## ABOUT THIS EXERCISE
Find the word "labels" in the records below. List each line containing it.

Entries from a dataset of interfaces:
►

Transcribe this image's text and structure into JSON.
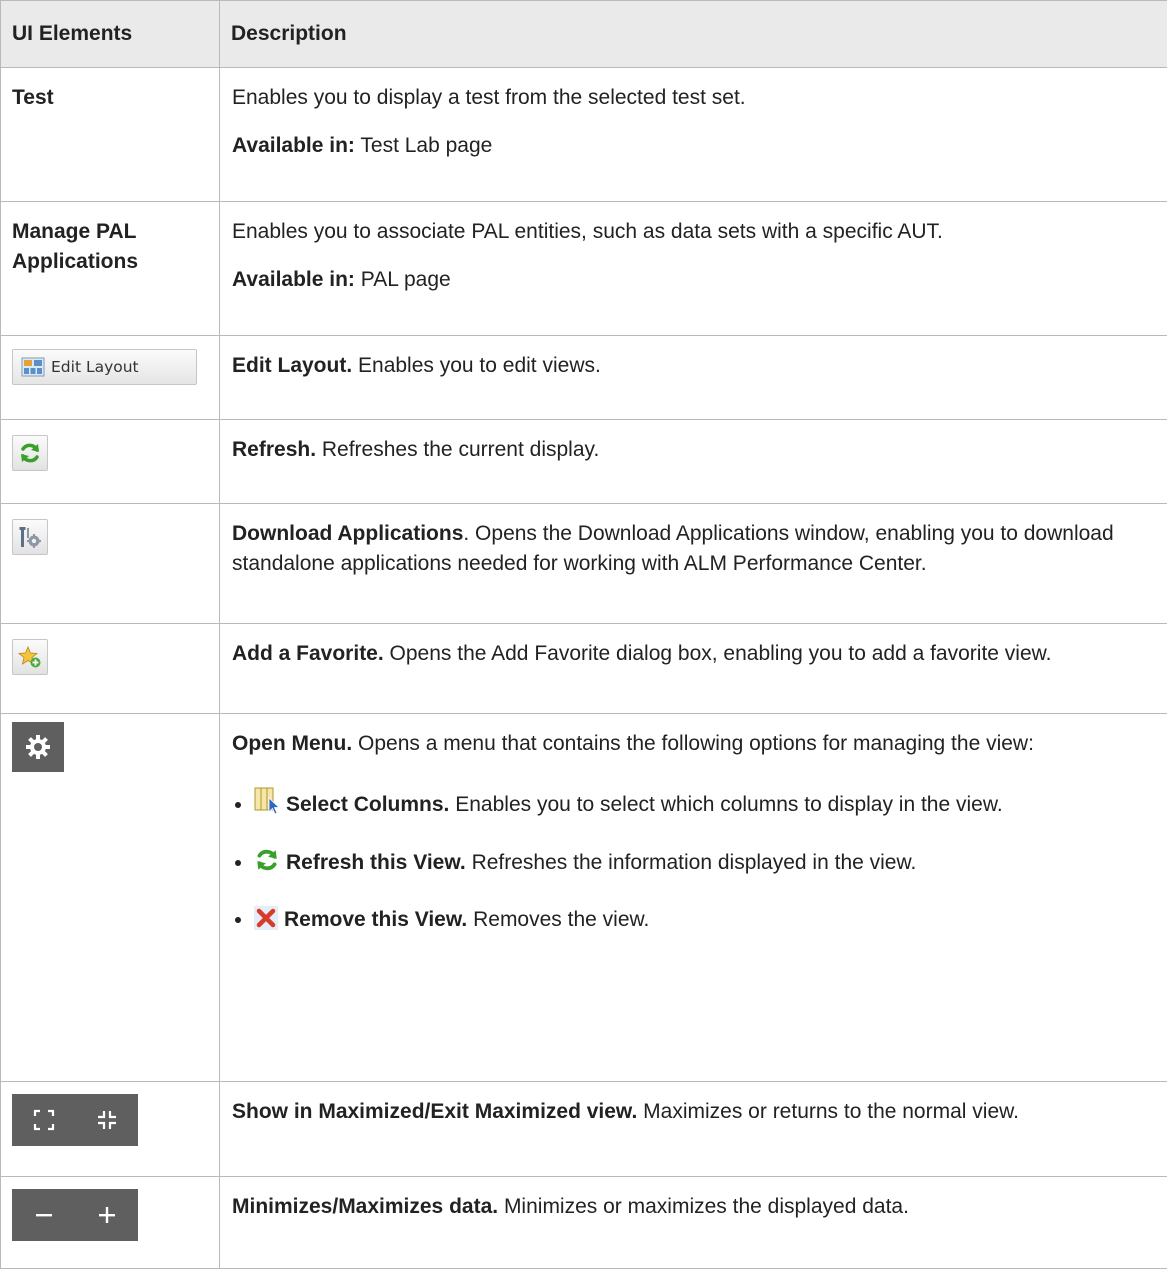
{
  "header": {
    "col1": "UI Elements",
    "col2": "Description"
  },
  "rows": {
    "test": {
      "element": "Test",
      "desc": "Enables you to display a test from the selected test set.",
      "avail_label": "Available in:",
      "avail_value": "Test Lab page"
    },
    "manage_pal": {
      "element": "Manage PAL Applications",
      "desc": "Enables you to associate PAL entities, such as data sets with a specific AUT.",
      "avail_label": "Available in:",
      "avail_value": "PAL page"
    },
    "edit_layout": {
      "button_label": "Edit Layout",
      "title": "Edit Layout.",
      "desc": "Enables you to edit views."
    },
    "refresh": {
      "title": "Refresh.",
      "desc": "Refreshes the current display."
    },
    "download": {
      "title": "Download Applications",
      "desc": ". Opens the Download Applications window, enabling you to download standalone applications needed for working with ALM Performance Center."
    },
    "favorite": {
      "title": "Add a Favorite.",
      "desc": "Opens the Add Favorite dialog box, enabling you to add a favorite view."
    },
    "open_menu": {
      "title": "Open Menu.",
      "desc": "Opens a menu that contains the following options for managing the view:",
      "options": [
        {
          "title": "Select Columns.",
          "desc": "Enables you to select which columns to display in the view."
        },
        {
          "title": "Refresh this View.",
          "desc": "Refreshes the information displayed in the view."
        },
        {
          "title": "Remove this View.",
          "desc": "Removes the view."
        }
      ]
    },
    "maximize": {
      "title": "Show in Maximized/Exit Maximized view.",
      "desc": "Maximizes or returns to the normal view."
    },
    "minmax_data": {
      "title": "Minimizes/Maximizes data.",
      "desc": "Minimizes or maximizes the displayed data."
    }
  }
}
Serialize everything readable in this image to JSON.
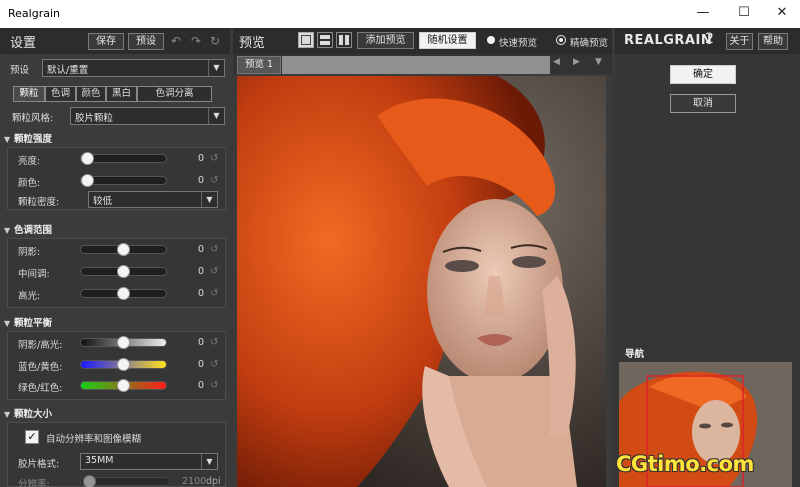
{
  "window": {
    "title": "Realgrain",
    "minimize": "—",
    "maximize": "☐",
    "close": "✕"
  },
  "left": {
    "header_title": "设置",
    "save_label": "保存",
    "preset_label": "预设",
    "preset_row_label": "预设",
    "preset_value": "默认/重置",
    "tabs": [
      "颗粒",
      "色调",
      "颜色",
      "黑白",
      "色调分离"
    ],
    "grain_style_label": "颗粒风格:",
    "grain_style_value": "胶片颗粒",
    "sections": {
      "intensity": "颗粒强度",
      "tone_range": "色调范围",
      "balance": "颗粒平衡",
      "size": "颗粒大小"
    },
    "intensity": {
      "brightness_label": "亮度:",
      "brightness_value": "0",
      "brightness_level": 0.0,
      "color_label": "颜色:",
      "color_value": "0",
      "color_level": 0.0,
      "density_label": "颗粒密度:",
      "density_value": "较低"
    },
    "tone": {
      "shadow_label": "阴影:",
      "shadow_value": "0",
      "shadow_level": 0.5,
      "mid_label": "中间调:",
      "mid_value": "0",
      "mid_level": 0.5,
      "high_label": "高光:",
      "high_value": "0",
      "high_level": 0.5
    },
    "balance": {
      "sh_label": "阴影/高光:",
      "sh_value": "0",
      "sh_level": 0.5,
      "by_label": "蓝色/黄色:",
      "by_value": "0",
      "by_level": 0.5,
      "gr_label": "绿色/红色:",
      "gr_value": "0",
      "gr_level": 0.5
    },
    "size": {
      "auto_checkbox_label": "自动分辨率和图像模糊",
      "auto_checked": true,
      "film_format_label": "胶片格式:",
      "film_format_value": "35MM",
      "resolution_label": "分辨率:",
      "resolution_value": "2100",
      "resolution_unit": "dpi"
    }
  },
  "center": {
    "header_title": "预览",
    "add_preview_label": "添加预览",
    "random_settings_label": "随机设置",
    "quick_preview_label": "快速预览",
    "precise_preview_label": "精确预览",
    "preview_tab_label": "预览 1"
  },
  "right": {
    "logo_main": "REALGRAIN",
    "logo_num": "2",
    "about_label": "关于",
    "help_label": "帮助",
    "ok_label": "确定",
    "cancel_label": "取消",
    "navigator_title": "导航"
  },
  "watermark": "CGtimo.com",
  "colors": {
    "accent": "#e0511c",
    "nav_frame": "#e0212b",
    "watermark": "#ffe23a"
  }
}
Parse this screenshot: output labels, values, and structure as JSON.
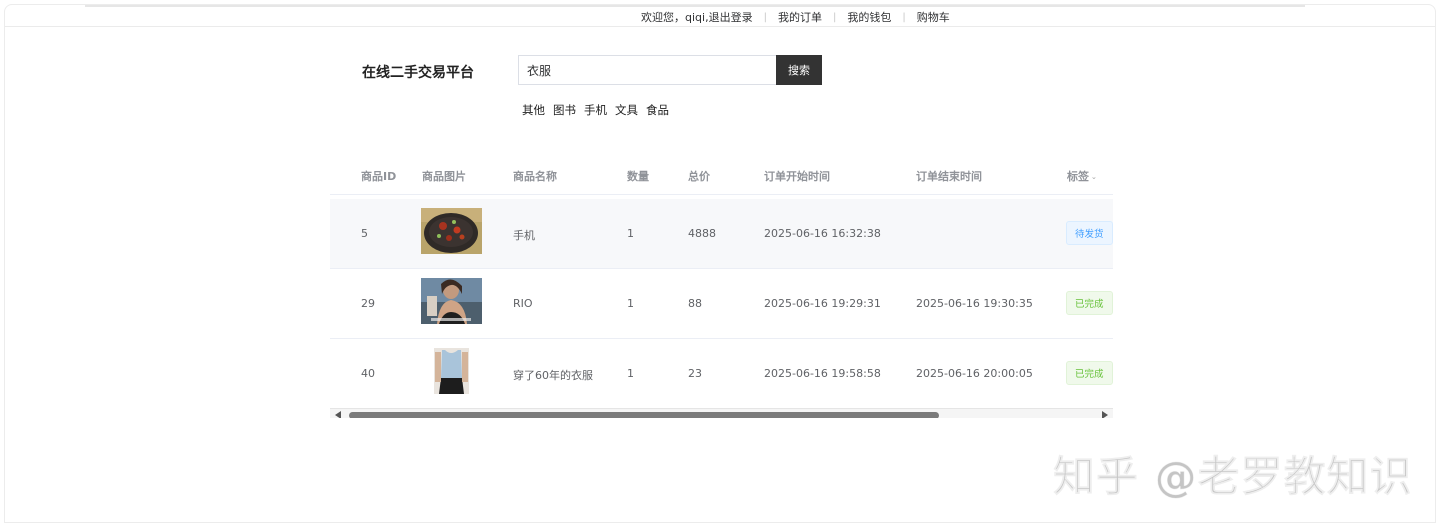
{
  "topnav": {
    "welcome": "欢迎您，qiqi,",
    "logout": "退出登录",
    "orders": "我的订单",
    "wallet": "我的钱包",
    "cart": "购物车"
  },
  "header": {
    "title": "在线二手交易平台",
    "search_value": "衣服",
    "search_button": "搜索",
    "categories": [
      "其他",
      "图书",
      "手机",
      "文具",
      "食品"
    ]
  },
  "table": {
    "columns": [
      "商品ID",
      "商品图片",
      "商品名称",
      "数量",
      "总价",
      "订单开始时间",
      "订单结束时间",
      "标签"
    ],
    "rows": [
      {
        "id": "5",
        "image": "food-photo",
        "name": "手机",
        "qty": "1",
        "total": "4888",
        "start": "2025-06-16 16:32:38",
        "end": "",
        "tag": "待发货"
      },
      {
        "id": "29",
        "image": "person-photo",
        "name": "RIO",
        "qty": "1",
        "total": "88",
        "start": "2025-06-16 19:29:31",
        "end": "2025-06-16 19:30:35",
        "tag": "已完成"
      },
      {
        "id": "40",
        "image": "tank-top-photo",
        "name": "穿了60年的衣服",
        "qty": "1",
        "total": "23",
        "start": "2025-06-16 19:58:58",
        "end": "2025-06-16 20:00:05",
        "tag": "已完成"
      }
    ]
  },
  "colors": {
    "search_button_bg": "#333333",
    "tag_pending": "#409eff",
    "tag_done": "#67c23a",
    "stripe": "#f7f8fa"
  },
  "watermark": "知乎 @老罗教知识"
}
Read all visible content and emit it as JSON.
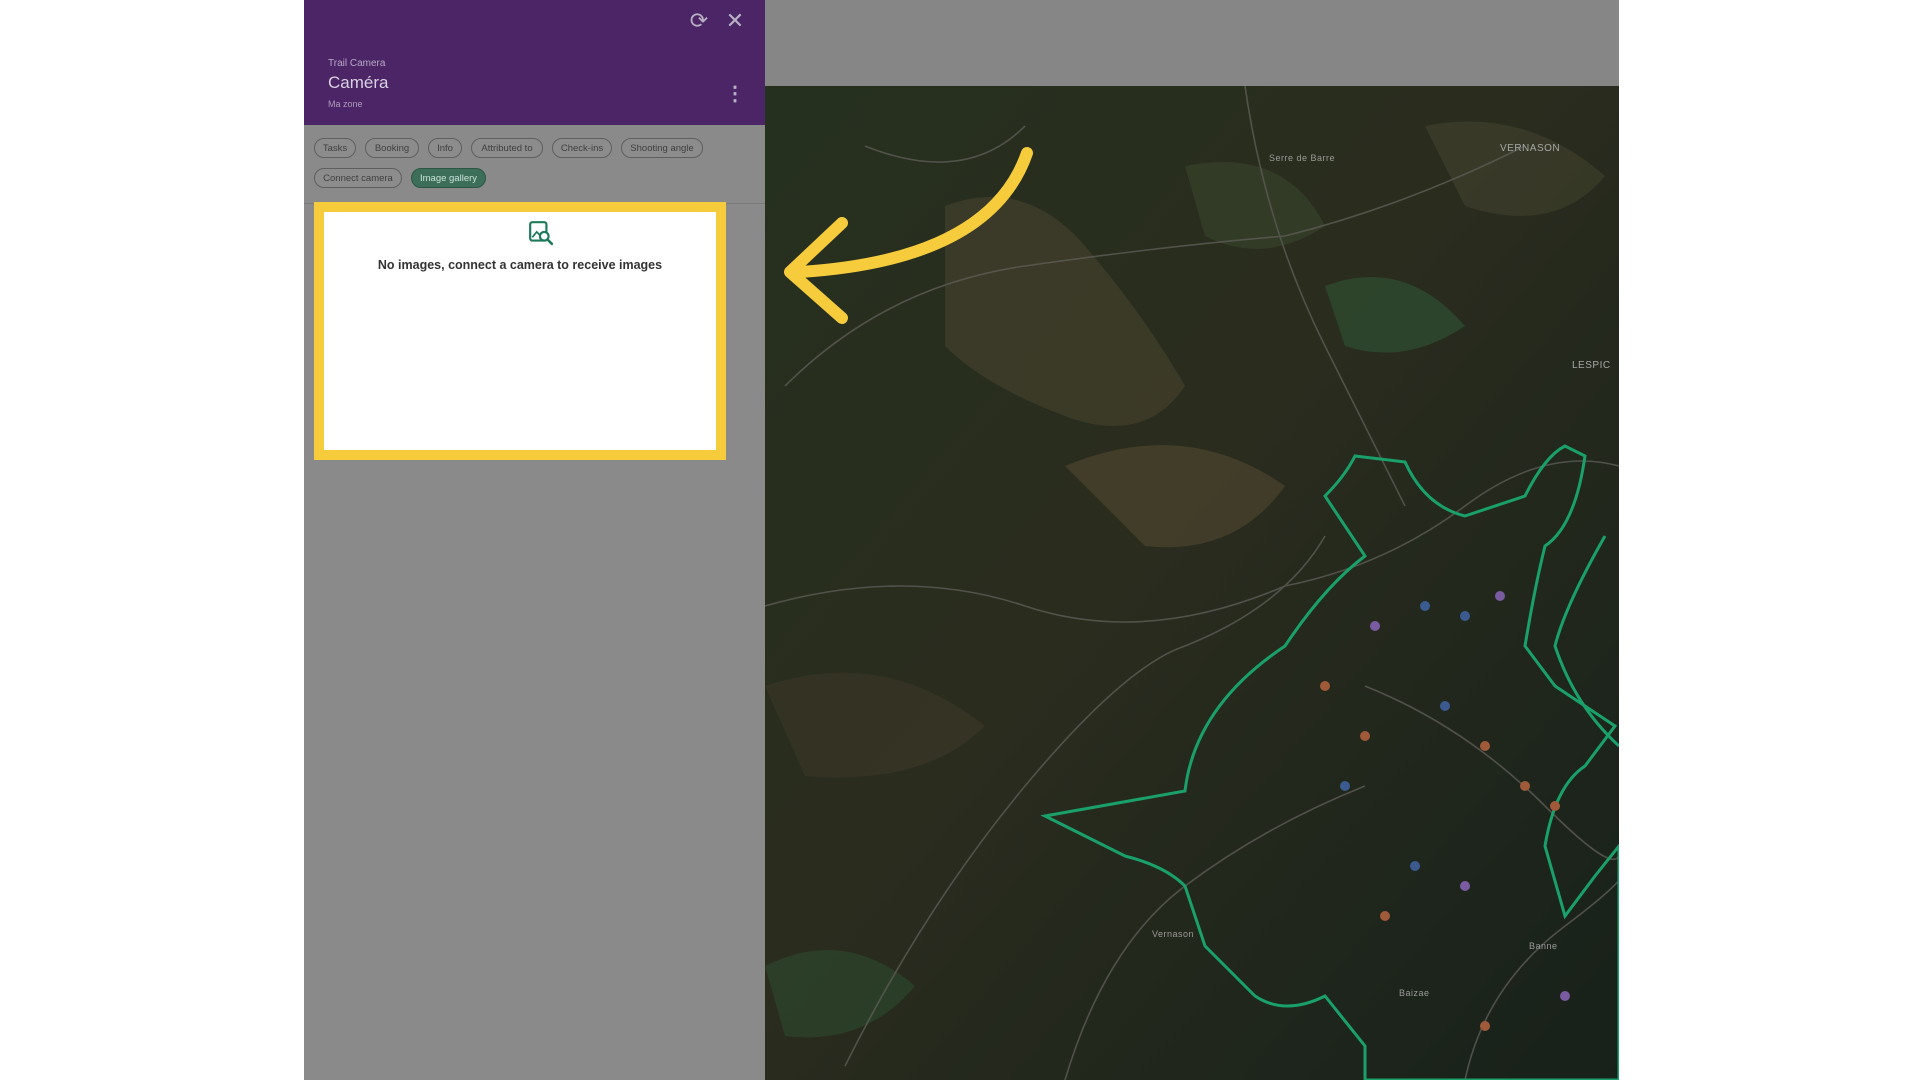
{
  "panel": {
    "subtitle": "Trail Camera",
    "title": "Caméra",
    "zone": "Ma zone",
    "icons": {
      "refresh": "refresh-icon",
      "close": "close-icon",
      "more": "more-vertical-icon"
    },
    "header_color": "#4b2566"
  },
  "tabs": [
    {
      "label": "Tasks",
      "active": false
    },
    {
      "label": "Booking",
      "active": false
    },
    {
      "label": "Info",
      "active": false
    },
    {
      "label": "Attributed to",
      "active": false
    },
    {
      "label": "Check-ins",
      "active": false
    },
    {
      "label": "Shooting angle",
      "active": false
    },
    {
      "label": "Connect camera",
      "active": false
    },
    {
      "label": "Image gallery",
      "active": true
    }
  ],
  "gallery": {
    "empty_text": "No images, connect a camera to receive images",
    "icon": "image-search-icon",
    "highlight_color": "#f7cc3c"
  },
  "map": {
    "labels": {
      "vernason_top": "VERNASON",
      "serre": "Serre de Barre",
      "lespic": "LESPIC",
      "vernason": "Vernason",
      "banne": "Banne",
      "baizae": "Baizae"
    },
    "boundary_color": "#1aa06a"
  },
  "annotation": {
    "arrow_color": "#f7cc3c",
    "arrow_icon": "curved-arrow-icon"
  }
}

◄

## ANSWER TO THIS PROBLEM
Parse this screenshot: output labels, values, and structure as JSON.
    "labels": {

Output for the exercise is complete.